The Queen, Symbolism and Sorrow

Queen Elizabeth II and President Mary McAleese Image copyright Getty Images
Image caption Queen Elizabeth II and President Mary McAleese lay wreaths at the Garden of Remembrance

"Hugely symbolic". Probably the two most over used words to describe the Queen's visit to the Irish Republic. I confess I myself have used the "s" word, and am struggling to find an alternative. Perhaps my struggle is evidence I lack the purple prose gene.

Or maybe it's part and parcel of a deliberately creative ambiguity fostered by both London and Dublin in which the spectator is invited to read whatever he or she wants into a President and a Queen standing, heads bowed, before the undeniably impressive Children of Lir statue at Dublin's Garden of Remembrance.

At a briefing given by the Foreign Secretary William Hague and the Irish Foreign Minister Eamon Gilmore, Channel Four's Gary Gibbon invited the politicians to share the interpretation that the joint appearance at the Garden was "a moment of contrition".

However the ministers weren't going there - it was "a hugely significant event", full of "huge symbolism" and an "important statement about our history and our future". But "contrition"? Well that would be in the eye of the beholder.

I asked the Foreign Secretary if it would be appropriate for the Queen to apologise for past British misdeeds in Ireland when she addresses guests at tomorrow night's state banquet.
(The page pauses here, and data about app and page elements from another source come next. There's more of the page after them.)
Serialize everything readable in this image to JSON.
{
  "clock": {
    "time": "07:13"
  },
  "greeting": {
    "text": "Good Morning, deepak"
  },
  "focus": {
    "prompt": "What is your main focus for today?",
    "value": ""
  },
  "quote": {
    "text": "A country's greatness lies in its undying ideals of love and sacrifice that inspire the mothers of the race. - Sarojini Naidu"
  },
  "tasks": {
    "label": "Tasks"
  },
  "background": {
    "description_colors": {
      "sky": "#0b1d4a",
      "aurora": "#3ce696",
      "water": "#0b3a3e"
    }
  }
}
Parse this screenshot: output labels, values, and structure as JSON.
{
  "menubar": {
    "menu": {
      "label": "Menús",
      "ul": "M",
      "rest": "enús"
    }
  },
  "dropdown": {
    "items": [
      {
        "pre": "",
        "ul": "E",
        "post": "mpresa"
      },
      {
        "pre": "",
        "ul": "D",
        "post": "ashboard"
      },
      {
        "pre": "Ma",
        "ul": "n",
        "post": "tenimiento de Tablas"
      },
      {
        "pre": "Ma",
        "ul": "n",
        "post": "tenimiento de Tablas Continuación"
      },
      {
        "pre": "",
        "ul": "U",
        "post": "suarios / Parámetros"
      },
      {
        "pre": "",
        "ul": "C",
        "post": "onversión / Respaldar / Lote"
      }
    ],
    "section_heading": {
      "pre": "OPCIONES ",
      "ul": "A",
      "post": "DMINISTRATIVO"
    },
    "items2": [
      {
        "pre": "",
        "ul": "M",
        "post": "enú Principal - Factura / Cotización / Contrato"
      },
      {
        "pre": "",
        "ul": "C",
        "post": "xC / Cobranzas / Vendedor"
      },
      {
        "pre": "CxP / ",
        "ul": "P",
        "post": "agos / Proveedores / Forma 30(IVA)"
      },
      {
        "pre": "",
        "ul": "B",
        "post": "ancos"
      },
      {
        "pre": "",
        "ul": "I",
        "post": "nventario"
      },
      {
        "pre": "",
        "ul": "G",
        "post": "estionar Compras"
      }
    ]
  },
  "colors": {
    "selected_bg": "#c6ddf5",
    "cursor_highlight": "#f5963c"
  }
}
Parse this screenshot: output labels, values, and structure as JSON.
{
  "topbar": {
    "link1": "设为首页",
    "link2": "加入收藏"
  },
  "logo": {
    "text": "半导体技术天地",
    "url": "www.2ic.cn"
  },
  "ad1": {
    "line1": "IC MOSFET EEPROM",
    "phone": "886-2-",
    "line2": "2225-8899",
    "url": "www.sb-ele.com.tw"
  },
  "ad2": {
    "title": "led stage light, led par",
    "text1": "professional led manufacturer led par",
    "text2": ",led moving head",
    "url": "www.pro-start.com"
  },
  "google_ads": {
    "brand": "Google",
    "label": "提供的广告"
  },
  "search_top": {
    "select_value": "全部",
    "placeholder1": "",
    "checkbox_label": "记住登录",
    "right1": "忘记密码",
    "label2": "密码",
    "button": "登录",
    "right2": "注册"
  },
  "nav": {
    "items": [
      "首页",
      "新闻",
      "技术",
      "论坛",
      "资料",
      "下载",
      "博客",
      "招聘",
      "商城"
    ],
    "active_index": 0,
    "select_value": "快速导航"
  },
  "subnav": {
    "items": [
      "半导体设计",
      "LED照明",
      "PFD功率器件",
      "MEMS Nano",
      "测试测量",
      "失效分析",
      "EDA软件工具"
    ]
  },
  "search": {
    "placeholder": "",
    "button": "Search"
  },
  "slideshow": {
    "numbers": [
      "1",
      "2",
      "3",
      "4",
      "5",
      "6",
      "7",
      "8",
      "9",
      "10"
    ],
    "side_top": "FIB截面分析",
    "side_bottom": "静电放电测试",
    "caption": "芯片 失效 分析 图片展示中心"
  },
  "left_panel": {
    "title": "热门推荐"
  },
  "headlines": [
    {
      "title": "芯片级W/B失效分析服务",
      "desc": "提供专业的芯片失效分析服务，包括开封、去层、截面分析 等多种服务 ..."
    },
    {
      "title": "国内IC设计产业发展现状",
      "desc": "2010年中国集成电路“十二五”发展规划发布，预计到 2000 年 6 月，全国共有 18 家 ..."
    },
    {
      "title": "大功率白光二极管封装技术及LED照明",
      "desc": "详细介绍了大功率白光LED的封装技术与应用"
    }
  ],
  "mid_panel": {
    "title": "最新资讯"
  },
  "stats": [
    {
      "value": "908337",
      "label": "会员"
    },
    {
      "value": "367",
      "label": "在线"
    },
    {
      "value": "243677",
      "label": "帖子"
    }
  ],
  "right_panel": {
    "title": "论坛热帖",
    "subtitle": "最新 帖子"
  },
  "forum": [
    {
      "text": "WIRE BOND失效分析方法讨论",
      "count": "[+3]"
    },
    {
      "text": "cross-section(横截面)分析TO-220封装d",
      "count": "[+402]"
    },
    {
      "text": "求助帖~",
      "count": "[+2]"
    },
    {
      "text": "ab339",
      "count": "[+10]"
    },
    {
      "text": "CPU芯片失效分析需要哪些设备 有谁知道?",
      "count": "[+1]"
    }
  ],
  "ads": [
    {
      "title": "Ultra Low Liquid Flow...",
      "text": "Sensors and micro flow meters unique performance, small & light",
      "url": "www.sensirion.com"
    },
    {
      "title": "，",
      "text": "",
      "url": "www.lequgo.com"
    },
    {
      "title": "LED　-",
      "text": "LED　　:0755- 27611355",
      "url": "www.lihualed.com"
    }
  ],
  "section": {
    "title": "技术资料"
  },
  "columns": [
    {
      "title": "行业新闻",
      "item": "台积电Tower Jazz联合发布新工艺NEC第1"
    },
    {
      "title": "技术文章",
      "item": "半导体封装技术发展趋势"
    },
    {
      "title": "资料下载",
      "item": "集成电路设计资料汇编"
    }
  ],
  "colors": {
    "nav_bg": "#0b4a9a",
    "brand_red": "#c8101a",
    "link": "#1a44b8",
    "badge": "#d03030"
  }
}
Mr Hague responded that Britain and Ireland weren't "glossing over the past".

This visit was about recognising the events of the past and showing how both states were moving together into the future. "That's the way to treat it rather than talking about apologies", Mr Hague concluded.

So - if that's anything to go by - expect a carefully crafted speech but something which stops short of a direct apology. Mr Hague also avoided any promises on issues like revealing official records on the Dublin Monaghan bombings.

It's something he says he's prepared to discuss, but he cited legal difficulties and constraints under the European Convention on Human Rights.

Both governments are much keener to talk about the future - the potential for further trade between partners who already do business worth one billion Euros a week.

Eamon Gilmore went so far as to suggest that the visit will put not just the history of the troubles in the past, but show Ireland was moving on from its "recent economic history" and rebuilding its reputation. Nice thought, although it's maybe a bit optimistic to talk about the crash as history just yet.

Both governments will be pleased that the Gardai were able to contain the inevitable protests - and that the visit has made the requisite visual impact.

In the sweep of British and Irish history, it is "hugely symbolic", it does underline the progress that has been made in Northern Ireland and the shared hopes for a brighter future.

Read more into it at your peril.